■ About this task
Each line below is to be copied exactly; images do not go into the copy.

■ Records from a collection
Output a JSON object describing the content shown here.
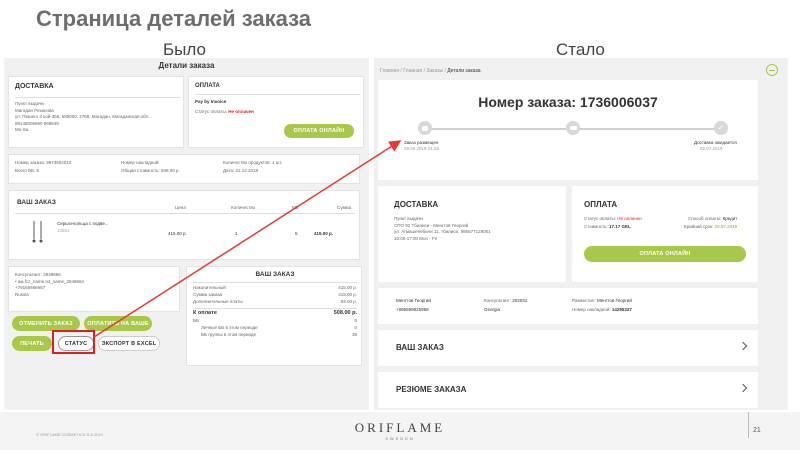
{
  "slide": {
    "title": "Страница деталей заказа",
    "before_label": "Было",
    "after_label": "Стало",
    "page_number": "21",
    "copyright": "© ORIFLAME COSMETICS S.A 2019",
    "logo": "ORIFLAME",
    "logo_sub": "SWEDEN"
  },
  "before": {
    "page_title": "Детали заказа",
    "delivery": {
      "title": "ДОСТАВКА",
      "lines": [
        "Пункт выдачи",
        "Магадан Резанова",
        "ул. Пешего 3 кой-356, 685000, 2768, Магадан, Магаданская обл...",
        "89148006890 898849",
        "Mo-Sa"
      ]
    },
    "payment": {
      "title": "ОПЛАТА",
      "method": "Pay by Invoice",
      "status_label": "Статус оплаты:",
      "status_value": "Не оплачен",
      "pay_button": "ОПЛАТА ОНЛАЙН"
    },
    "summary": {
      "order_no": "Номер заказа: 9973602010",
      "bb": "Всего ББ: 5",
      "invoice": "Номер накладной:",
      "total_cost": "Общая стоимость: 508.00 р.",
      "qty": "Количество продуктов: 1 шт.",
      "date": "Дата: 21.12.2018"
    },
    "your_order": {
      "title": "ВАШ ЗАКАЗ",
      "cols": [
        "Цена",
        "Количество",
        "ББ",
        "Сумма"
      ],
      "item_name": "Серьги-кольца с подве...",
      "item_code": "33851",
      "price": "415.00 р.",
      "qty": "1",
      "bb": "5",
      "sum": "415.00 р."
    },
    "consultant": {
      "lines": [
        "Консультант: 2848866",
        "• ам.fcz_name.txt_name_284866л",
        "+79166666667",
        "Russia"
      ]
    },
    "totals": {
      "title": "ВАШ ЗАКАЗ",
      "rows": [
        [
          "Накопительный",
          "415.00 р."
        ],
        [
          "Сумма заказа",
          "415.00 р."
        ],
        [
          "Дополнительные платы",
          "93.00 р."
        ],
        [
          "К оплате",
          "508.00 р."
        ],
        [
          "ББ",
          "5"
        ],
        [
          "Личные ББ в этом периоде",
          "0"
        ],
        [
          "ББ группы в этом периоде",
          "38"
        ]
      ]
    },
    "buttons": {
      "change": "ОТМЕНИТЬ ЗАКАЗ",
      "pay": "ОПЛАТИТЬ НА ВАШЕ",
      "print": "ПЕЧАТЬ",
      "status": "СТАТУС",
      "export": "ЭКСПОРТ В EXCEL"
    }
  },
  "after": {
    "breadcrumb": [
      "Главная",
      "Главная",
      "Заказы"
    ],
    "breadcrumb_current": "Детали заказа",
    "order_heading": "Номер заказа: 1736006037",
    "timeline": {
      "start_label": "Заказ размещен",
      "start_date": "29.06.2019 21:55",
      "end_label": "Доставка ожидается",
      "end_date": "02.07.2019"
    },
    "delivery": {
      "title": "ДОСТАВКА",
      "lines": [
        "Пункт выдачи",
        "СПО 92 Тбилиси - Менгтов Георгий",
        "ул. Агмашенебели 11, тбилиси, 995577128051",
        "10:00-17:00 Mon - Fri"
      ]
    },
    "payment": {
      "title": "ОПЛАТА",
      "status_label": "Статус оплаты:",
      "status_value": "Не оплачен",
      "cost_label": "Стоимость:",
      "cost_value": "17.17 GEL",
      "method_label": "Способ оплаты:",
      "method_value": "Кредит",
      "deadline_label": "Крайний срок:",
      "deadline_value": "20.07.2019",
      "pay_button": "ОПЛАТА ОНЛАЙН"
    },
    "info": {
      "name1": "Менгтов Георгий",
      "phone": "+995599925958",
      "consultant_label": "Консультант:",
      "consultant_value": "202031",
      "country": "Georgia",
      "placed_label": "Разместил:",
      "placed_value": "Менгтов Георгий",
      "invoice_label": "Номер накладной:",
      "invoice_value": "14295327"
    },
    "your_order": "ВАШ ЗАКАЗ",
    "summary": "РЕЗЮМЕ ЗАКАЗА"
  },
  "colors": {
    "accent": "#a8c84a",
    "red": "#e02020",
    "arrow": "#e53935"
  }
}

■ Exercise output
Output a JSON object describing the content shown here.
{
  "slide": {
    "title": "Страница деталей заказа",
    "before_label": "Было",
    "after_label": "Стало",
    "page_number": "21",
    "copyright": "© ORIFLAME COSMETICS S.A 2019",
    "logo": "ORIFLAME",
    "logo_sub": "SWEDEN"
  },
  "before": {
    "page_title": "Детали заказа",
    "delivery": {
      "title": "ДОСТАВКА",
      "lines": [
        "Пункт выдачи",
        "Магадан Резанова",
        "ул. Пешего 3 кой-356, 685000, 2768, Магадан, Магаданская обл...",
        "89148006890 898849",
        "Mo-Sa"
      ]
    },
    "payment": {
      "title": "ОПЛАТА",
      "method": "Pay by Invoice",
      "status_label": "Статус оплаты:",
      "status_value": "Не оплачен",
      "pay_button": "ОПЛАТА ОНЛАЙН"
    },
    "summary": {
      "order_no": "Номер заказа: 9973602010",
      "bb": "Всего ББ: 5",
      "invoice": "Номер накладной:",
      "total_cost": "Общая стоимость: 508.00 р.",
      "qty": "Количество продуктов: 1 шт.",
      "date": "Дата: 21.12.2018"
    },
    "your_order": {
      "title": "ВАШ ЗАКАЗ",
      "cols": [
        "Цена",
        "Количество",
        "ББ",
        "Сумма"
      ],
      "item_name": "Серьги-кольца с подве...",
      "item_code": "33851",
      "price": "415.00 р.",
      "qty": "1",
      "bb": "5",
      "sum": "415.00 р."
    },
    "consultant": {
      "lines": [
        "Консультант: 2848866",
        "• ам.fcz_name.txt_name_284866л",
        "+79166666667",
        "Russia"
      ]
    },
    "totals": {
      "title": "ВАШ ЗАКАЗ",
      "rows": [
        [
          "Накопительный",
          "415.00 р."
        ],
        [
          "Сумма заказа",
          "415.00 р."
        ],
        [
          "Дополнительные платы",
          "93.00 р."
        ],
        [
          "К оплате",
          "508.00 р."
        ],
        [
          "ББ",
          "5"
        ],
        [
          "Личные ББ в этом периоде",
          "0"
        ],
        [
          "ББ группы в этом периоде",
          "38"
        ]
      ]
    },
    "buttons": {
      "change": "ОТМЕНИТЬ ЗАКАЗ",
      "pay": "ОПЛАТИТЬ НА ВАШЕ",
      "print": "ПЕЧАТЬ",
      "status": "СТАТУС",
      "export": "ЭКСПОРТ В EXCEL"
    }
  },
  "after": {
    "breadcrumb": [
      "Главная",
      "Главная",
      "Заказы"
    ],
    "breadcrumb_current": "Детали заказа",
    "order_heading": "Номер заказа: 1736006037",
    "timeline": {
      "start_label": "Заказ размещен",
      "start_date": "29.06.2019 21:55",
      "end_label": "Доставка ожидается",
      "end_date": "02.07.2019"
    },
    "delivery": {
      "title": "ДОСТАВКА",
      "lines": [
        "Пункт выдачи",
        "СПО 92 Тбилиси - Менгтов Георгий",
        "ул. Агмашенебели 11, тбилиси, 995577128051",
        "10:00-17:00 Mon - Fri"
      ]
    },
    "payment": {
      "title": "ОПЛАТА",
      "status_label": "Статус оплаты:",
      "status_value": "Не оплачен",
      "cost_label": "Стоимость:",
      "cost_value": "17.17 GEL",
      "method_label": "Способ оплаты:",
      "method_value": "Кредит",
      "deadline_label": "Крайний срок:",
      "deadline_value": "20.07.2019",
      "pay_button": "ОПЛАТА ОНЛАЙН"
    },
    "info": {
      "name1": "Менгтов Георгий",
      "phone": "+995599925958",
      "consultant_label": "Консультант:",
      "consultant_value": "202031",
      "country": "Georgia",
      "placed_label": "Разместил:",
      "placed_value": "Менгтов Георгий",
      "invoice_label": "Номер накладной:",
      "invoice_value": "14295327"
    },
    "your_order": "ВАШ ЗАКАЗ",
    "summary": "РЕЗЮМЕ ЗАКАЗА"
  },
  "colors": {
    "accent": "#a8c84a",
    "red": "#e02020",
    "arrow": "#e53935"
  }
}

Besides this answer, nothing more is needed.